    We are the pre-eminent ‘Superpower’ for now, but the consensus among historians is that “Imperial overreach / overstretch” is what put the final nails in the coffin of the Romans. They couldn’t afford to financially maintain the Empire and the trade they originally controlled and managed, found a way to operate outside of their sphere of influence, eroding their revenue bases. Can anyone claim that’s not happening to us now? China maintains a commanding advantage in the balance of trade and holds an uncomfortably large sum of our national debt.

    Two events form the shape of a Damocles Sword. The day in which China decides to de-leverage our debt they hold and the day when the ‘BRICS’ alliance deploys a substitute to the dollar as a world currency reserve. I don’t know when this is going to occur, but the days of monetizing debt will be over. This strongly recommends our government downsizing and tackling our debt program. But we still want to act like a spendthrift with an American Express card with no limit in our role as global patrol officer. It’s unsustainable. If you don’t agree then tell me where the money is coming from to maintain it.

    Am I saying, withdraw entirely to a fortress posture? No. But we’ve made (virtually) helpless children out of our allies. Europe needs to be weaned from our tit after 70 years. It’s ridiculous. Even Japan, with all their economic malaise, recognizes that the U.S. can’t protect them forever and they are gradually assembling a military force - ostensibly for defensive purposes, but a little extra as a deterrent to aggression.

    On v), vi) and your conclusion, we have a synoptic view entirely.

    Regards,

    RC

  • Globalist War Hawks See Opportunity in the Islamic State

    09/04/2014 10:37:27 PM PDT · 16 of 19
    Noremac to pierrem15
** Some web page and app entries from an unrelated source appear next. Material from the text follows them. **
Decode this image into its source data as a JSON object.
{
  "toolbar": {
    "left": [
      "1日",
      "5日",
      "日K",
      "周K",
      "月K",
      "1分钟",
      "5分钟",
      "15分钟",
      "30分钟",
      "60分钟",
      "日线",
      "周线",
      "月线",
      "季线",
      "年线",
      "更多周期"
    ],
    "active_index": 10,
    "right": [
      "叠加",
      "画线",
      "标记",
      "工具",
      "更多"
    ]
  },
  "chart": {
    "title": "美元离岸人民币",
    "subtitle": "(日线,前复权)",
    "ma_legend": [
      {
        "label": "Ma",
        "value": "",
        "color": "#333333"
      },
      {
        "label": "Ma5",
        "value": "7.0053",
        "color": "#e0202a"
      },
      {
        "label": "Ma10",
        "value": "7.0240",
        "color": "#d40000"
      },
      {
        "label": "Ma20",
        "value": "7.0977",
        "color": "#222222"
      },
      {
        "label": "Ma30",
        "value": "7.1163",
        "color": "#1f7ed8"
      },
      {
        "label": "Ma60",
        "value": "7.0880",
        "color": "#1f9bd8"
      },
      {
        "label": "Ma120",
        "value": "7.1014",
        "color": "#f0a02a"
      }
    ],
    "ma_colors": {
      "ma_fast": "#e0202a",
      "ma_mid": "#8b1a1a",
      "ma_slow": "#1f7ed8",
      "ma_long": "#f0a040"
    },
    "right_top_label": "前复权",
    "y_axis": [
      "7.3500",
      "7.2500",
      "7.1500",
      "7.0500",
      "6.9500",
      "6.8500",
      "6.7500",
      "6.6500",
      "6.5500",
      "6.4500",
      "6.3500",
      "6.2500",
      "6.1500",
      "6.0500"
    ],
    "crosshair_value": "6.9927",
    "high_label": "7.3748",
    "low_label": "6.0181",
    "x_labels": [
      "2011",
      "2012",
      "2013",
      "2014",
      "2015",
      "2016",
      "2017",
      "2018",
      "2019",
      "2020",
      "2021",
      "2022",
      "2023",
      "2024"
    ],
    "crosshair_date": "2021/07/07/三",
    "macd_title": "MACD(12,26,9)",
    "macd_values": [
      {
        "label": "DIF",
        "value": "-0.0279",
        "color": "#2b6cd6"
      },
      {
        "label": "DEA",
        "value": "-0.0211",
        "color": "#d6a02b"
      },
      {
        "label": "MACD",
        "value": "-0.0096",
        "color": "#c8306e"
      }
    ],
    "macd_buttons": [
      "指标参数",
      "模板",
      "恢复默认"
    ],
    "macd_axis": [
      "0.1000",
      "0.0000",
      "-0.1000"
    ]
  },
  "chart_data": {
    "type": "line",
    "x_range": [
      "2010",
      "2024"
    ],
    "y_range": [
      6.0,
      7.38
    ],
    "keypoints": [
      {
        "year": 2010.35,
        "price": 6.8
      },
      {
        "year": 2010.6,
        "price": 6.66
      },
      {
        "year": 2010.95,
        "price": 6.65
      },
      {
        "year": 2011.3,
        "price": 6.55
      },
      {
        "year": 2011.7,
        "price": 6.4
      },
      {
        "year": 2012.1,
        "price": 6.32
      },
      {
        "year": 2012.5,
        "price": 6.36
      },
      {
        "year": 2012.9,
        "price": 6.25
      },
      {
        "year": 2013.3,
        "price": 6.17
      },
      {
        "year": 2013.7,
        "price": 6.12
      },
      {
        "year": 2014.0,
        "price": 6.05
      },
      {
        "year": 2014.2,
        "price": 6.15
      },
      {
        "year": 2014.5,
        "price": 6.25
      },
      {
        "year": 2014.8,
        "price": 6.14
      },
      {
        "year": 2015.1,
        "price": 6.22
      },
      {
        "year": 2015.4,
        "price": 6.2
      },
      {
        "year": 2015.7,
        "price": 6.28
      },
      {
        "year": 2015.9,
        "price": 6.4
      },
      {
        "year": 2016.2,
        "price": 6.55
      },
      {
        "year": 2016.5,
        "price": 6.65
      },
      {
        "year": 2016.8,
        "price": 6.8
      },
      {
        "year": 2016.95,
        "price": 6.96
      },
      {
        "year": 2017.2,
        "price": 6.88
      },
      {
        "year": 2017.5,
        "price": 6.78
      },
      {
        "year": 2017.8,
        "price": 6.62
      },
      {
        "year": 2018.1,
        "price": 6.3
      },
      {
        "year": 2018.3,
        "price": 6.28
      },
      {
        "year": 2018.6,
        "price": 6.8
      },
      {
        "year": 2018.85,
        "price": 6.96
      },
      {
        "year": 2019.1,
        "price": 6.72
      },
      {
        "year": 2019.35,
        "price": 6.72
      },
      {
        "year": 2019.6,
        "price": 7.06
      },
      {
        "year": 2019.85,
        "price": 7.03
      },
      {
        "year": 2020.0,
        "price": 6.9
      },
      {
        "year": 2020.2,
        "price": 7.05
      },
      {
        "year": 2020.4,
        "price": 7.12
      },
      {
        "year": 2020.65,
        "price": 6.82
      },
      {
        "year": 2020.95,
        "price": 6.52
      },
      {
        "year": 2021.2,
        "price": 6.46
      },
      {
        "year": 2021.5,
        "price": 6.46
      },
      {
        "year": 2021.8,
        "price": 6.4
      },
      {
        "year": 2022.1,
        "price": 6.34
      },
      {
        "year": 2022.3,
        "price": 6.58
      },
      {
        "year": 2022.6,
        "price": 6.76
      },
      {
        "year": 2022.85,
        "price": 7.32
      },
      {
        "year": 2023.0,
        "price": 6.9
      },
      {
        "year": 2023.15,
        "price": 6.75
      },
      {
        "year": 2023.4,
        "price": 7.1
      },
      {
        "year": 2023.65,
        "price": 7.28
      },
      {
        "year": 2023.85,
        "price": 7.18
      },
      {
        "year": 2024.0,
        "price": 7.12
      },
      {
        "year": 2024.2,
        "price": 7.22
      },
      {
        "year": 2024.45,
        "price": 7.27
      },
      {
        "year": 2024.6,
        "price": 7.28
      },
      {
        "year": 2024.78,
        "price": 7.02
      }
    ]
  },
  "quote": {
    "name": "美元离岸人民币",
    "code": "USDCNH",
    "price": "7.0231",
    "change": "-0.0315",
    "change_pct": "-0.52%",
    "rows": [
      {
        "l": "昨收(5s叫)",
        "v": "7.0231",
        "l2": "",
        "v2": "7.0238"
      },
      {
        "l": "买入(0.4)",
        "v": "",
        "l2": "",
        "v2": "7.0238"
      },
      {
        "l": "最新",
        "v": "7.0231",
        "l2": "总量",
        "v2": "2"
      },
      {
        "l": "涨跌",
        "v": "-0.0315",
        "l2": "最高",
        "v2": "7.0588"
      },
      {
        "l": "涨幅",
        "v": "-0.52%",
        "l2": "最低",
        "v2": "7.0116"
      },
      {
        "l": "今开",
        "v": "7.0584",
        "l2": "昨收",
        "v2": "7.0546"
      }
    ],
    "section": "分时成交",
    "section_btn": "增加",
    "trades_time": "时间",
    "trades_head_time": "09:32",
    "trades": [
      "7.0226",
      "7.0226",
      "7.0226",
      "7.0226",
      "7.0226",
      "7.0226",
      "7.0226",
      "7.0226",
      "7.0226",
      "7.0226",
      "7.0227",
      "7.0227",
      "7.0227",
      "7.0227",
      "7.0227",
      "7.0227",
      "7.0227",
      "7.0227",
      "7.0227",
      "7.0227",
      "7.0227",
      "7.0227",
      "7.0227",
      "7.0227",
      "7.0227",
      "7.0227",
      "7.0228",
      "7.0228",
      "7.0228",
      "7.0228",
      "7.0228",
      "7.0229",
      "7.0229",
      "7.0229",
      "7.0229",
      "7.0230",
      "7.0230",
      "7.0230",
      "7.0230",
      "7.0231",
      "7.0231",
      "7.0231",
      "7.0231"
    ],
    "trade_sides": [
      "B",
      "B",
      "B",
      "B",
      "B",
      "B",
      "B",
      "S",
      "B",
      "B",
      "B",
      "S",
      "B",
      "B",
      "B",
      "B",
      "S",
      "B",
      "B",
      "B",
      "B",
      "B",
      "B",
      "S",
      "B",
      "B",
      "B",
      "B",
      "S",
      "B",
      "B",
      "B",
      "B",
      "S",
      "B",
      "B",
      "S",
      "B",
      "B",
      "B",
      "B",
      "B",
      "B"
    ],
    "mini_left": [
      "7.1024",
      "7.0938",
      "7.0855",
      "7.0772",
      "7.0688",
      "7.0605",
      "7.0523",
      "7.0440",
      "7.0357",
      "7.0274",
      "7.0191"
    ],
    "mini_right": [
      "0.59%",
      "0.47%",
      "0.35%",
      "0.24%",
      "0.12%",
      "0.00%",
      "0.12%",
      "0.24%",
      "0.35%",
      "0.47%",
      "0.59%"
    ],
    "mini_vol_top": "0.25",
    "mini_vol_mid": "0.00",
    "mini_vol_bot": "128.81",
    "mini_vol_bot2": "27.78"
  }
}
    first of all, let me correct you on a couple of things. I didn’t once mention the Jews in my commentary, nor did I allude to them, nor did I intend such an allusion. I support the State of Israel. You violated the ‘assume’ rule. I don’t subscribe to the Jewish conspiracy theory of history. Kristol happens to be a Jew, but the other two aren’t. Where did you come up with that? Forget it, I don’t want to know.

    Second, I’m not a Libertarian. They have a handful of policy positions I don’t endorse. I am a Constitutionalist. As for the foreign policy this country has practiced for the past 63 years, you are laughably naive. The odds that we could screw up every risky move on the Global Chessboard foreign policy game we’ve been playing are outside of the solar system of reality.
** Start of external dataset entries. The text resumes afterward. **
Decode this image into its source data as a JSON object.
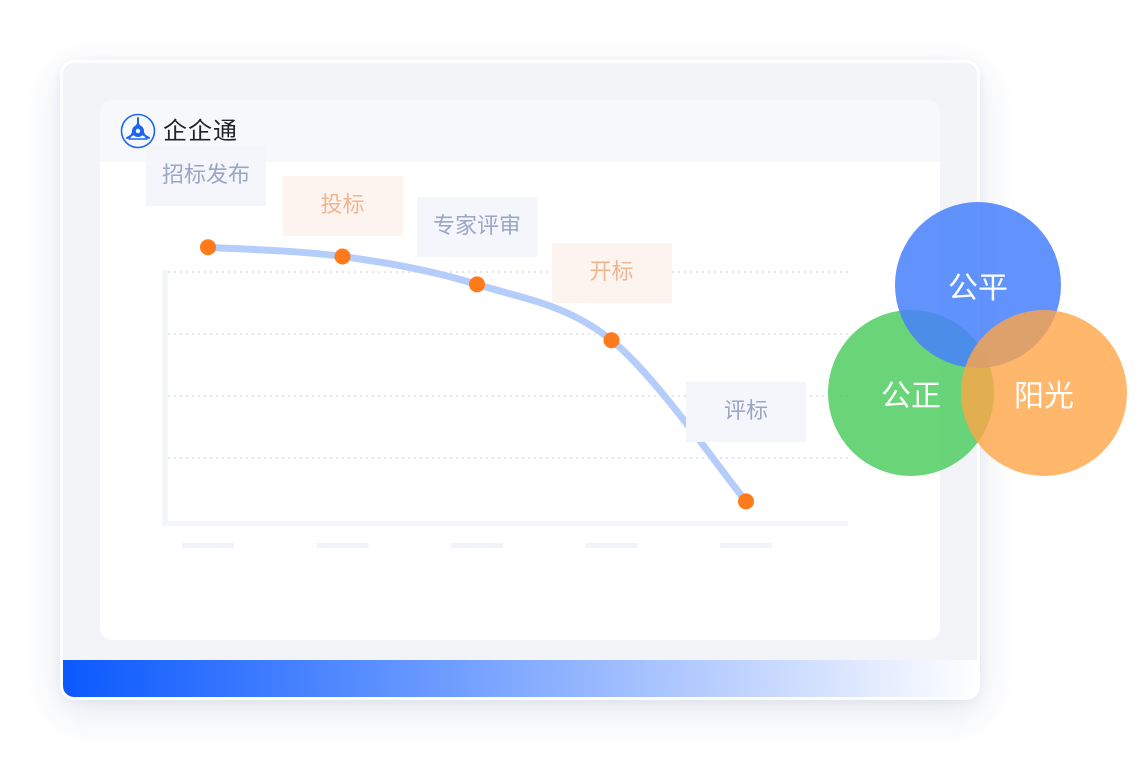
{
  "app": {
    "name": "企企通",
    "logo_icon": "qiqitong-logo-icon"
  },
  "colors": {
    "brand_blue": "#0a58ff",
    "curve": "#b5cdfb",
    "point": "#ff7a1a",
    "fair_circle": "#4780fb",
    "just_circle": "#50cd62",
    "sunshine_circle": "#ffa546"
  },
  "process": {
    "steps": [
      {
        "label": "招标发布",
        "style": "blue"
      },
      {
        "label": "投标",
        "style": "orange"
      },
      {
        "label": "专家评审",
        "style": "blue"
      },
      {
        "label": "开标",
        "style": "orange"
      },
      {
        "label": "评标",
        "style": "blue"
      }
    ]
  },
  "chart_data": {
    "type": "line",
    "title": "",
    "xlabel": "",
    "ylabel": "",
    "categories": [
      "招标发布",
      "投标",
      "专家评审",
      "开标",
      "评标"
    ],
    "values": [
      4.4,
      4.25,
      3.8,
      2.9,
      0.3
    ],
    "ylim": [
      0,
      5
    ],
    "grid": true,
    "smooth": true,
    "tick_labels_visible": false
  },
  "venn": {
    "circles": [
      {
        "label": "公平",
        "color": "#4780fb"
      },
      {
        "label": "公正",
        "color": "#50cd62"
      },
      {
        "label": "阳光",
        "color": "#ffa546"
      }
    ]
  }
}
    That you buy the “oops, my bad” narrative of our failed military opportunism, our fomenting of sectarian violence and our failure to secure our borders, while amassing trillions in debt, reflects poorly on your reasoning ability.

  • Globalist War Hawks See Opportunity in the Islamic State

    09/04/2014 10:25:24 PM PDT · 15 of 19
    Noremac to Billthedrill

    I understand your point and concur for the most part. I randomly check in on (pardon the expression) NeoCons at frequent intervals, and the problem is they never waiver in their perspective. The U.S. Military, to them is like the proverbial guy with a hammer, to whom everything on the world’s stage looks like a nail. These three guys I profiled, epitomize that, but I could be here all night citing other examples of the same syndrome.

    I thought I made it clear that I support the effort to deal with the Islamic State even though I regret that it has become necessary because of the willful misconduct of this and the past two Presidencies. So let’s go kick some Islamic State butt, but for Allah’s sake, let’s use overwhelming force and not shit around there for another 10 years with nothing to show but more dead and crippled Americans. I don’t trust this President to do what I just described, but what other option do we have. Certainly we can’t do nothing.

    I think we’re on the same page. What would you prefer I call NeoCons? Is there another name for them? And let’s not be cute and pretend that such a thing as a globalist warfare state agenda doesn’t exist. Because then we’re operating on the ‘accidental’ theory of foreign policy of the last 63 years. It just doesn’t wash, on close examination.